Task objective
Please give the data again in full, precisely as it is written.

** Opening Working data block **

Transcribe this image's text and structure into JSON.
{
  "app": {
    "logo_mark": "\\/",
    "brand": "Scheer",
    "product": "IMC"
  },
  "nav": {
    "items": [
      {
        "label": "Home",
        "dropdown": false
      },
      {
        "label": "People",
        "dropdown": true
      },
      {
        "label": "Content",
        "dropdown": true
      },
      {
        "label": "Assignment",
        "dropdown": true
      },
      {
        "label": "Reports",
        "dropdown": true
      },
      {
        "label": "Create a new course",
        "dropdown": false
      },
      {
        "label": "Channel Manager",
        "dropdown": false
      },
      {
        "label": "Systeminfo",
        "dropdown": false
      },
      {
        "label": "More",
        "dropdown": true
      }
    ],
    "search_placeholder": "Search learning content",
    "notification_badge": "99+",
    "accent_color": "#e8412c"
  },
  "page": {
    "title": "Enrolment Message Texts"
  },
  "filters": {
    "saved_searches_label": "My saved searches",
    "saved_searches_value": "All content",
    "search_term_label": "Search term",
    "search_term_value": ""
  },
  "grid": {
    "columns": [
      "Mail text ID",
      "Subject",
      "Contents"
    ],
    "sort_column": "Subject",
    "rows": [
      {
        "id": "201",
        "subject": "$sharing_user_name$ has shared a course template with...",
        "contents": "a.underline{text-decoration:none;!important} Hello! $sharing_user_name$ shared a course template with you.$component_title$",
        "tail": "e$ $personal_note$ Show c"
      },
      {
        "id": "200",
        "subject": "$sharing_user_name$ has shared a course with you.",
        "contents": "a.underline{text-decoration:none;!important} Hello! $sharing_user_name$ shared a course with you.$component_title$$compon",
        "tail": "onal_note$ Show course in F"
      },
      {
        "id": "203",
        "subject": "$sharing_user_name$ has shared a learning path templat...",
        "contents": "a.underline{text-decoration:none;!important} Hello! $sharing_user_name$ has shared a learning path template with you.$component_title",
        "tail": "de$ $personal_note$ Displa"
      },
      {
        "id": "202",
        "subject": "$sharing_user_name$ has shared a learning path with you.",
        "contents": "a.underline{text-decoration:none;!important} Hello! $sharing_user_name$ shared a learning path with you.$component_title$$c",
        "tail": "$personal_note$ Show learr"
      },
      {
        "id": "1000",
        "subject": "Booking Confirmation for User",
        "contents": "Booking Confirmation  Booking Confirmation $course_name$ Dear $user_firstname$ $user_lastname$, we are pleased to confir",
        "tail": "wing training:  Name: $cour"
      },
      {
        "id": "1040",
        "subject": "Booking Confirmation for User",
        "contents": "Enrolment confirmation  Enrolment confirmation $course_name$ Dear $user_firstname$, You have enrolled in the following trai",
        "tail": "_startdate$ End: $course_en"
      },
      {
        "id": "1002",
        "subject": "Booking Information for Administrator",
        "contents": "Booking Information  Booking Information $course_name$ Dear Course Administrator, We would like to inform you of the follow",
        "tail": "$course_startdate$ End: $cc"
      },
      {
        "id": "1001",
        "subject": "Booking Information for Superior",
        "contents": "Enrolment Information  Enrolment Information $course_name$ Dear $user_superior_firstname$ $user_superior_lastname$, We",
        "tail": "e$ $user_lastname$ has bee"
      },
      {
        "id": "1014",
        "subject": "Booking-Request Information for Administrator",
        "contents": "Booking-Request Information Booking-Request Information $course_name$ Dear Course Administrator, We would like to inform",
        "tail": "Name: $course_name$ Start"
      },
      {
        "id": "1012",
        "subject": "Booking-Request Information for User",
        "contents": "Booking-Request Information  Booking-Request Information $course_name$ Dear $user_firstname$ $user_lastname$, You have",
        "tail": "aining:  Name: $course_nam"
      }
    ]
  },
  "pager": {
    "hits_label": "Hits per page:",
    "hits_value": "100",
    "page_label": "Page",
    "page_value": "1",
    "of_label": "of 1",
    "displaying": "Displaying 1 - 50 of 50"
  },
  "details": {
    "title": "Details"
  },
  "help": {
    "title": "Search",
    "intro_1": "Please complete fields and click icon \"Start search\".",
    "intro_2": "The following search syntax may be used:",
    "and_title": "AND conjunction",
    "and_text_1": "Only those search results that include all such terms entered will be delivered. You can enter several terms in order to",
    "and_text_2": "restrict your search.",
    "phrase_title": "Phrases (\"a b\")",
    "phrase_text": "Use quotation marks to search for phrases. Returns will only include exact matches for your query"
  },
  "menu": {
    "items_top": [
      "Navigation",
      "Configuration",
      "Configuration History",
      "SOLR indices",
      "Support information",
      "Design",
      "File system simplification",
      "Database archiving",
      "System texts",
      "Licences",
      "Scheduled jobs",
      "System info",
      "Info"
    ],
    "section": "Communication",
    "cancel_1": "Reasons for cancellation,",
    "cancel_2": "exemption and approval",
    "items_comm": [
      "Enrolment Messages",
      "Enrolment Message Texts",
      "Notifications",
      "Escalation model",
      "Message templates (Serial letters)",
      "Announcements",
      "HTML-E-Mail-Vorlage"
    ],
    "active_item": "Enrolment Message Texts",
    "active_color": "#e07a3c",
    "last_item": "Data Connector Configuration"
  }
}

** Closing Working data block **

Answer to this exercise
Transcribe this image's text and structure into JSON.
{
  "app": {
    "logo_mark": "\\/",
    "brand": "Scheer",
    "product": "IMC"
  },
  "nav": {
    "items": [
      {
        "label": "Home",
        "dropdown": false
      },
      {
        "label": "People",
        "dropdown": true
      },
      {
        "label": "Content",
        "dropdown": true
      },
      {
        "label": "Assignment",
        "dropdown": true
      },
      {
        "label": "Reports",
        "dropdown": true
      },
      {
        "label": "Create a new course",
        "dropdown": false
      },
      {
        "label": "Channel Manager",
        "dropdown": false
      },
      {
        "label": "Systeminfo",
        "dropdown": false
      },
      {
        "label": "More",
        "dropdown": true
      }
    ],
    "search_placeholder": "Search learning content",
    "notification_badge": "99+",
    "accent_color": "#e8412c"
  },
  "page": {
    "title": "Enrolment Message Texts"
  },
  "filters": {
    "saved_searches_label": "My saved searches",
    "saved_searches_value": "All content",
    "search_term_label": "Search term",
    "search_term_value": ""
  },
  "grid": {
    "columns": [
      "Mail text ID",
      "Subject",
      "Contents"
    ],
    "sort_column": "Subject",
    "rows": [
      {
        "id": "201",
        "subject": "$sharing_user_name$ has shared a course template with...",
        "contents": "a.underline{text-decoration:none;!important} Hello! $sharing_user_name$ shared a course template with you.$component_title$",
        "tail": "e$ $personal_note$ Show c"
      },
      {
        "id": "200",
        "subject": "$sharing_user_name$ has shared a course with you.",
        "contents": "a.underline{text-decoration:none;!important} Hello! $sharing_user_name$ shared a course with you.$component_title$$compon",
        "tail": "onal_note$ Show course in F"
      },
      {
        "id": "203",
        "subject": "$sharing_user_name$ has shared a learning path templat...",
        "contents": "a.underline{text-decoration:none;!important} Hello! $sharing_user_name$ has shared a learning path template with you.$component_title",
        "tail": "de$ $personal_note$ Displa"
      },
      {
        "id": "202",
        "subject": "$sharing_user_name$ has shared a learning path with you.",
        "contents": "a.underline{text-decoration:none;!important} Hello! $sharing_user_name$ shared a learning path with you.$component_title$$c",
        "tail": "$personal_note$ Show learr"
      },
      {
        "id": "1000",
        "subject": "Booking Confirmation for User",
        "contents": "Booking Confirmation  Booking Confirmation $course_name$ Dear $user_firstname$ $user_lastname$, we are pleased to confir",
        "tail": "wing training:  Name: $cour"
      },
      {
        "id": "1040",
        "subject": "Booking Confirmation for User",
        "contents": "Enrolment confirmation  Enrolment confirmation $course_name$ Dear $user_firstname$, You have enrolled in the following trai",
        "tail": "_startdate$ End: $course_en"
      },
      {
        "id": "1002",
        "subject": "Booking Information for Administrator",
        "contents": "Booking Information  Booking Information $course_name$ Dear Course Administrator, We would like to inform you of the follow",
        "tail": "$course_startdate$ End: $cc"
      },
      {
        "id": "1001",
        "subject": "Booking Information for Superior",
        "contents": "Enrolment Information  Enrolment Information $course_name$ Dear $user_superior_firstname$ $user_superior_lastname$, We",
        "tail": "e$ $user_lastname$ has bee"
      },
      {
        "id": "1014",
        "subject": "Booking-Request Information for Administrator",
        "contents": "Booking-Request Information Booking-Request Information $course_name$ Dear Course Administrator, We would like to inform",
        "tail": "Name: $course_name$ Start"
      },
      {
        "id": "1012",
        "subject": "Booking-Request Information for User",
        "contents": "Booking-Request Information  Booking-Request Information $course_name$ Dear $user_firstname$ $user_lastname$, You have",
        "tail": "aining:  Name: $course_nam"
      }
    ]
  },
  "pager": {
    "hits_label": "Hits per page:",
    "hits_value": "100",
    "page_label": "Page",
    "page_value": "1",
    "of_label": "of 1",
    "displaying": "Displaying 1 - 50 of 50"
  },
  "details": {
    "title": "Details"
  },
  "help": {
    "title": "Search",
    "intro_1": "Please complete fields and click icon \"Start search\".",
    "intro_2": "The following search syntax may be used:",
    "and_title": "AND conjunction",
    "and_text_1": "Only those search results that include all such terms entered will be delivered. You can enter several terms in order to",
    "and_text_2": "restrict your search.",
    "phrase_title": "Phrases (\"a b\")",
    "phrase_text": "Use quotation marks to search for phrases. Returns will only include exact matches for your query"
  },
  "menu": {
    "items_top": [
      "Navigation",
      "Configuration",
      "Configuration History",
      "SOLR indices",
      "Support information",
      "Design",
      "File system simplification",
      "Database archiving",
      "System texts",
      "Licences",
      "Scheduled jobs",
      "System info",
      "Info"
    ],
    "section": "Communication",
    "cancel_1": "Reasons for cancellation,",
    "cancel_2": "exemption and approval",
    "items_comm": [
      "Enrolment Messages",
      "Enrolment Message Texts",
      "Notifications",
      "Escalation model",
      "Message templates (Serial letters)",
      "Announcements",
      "HTML-E-Mail-Vorlage"
    ],
    "active_item": "Enrolment Message Texts",
    "active_color": "#e07a3c",
    "last_item": "Data Connector Configuration"
  }
}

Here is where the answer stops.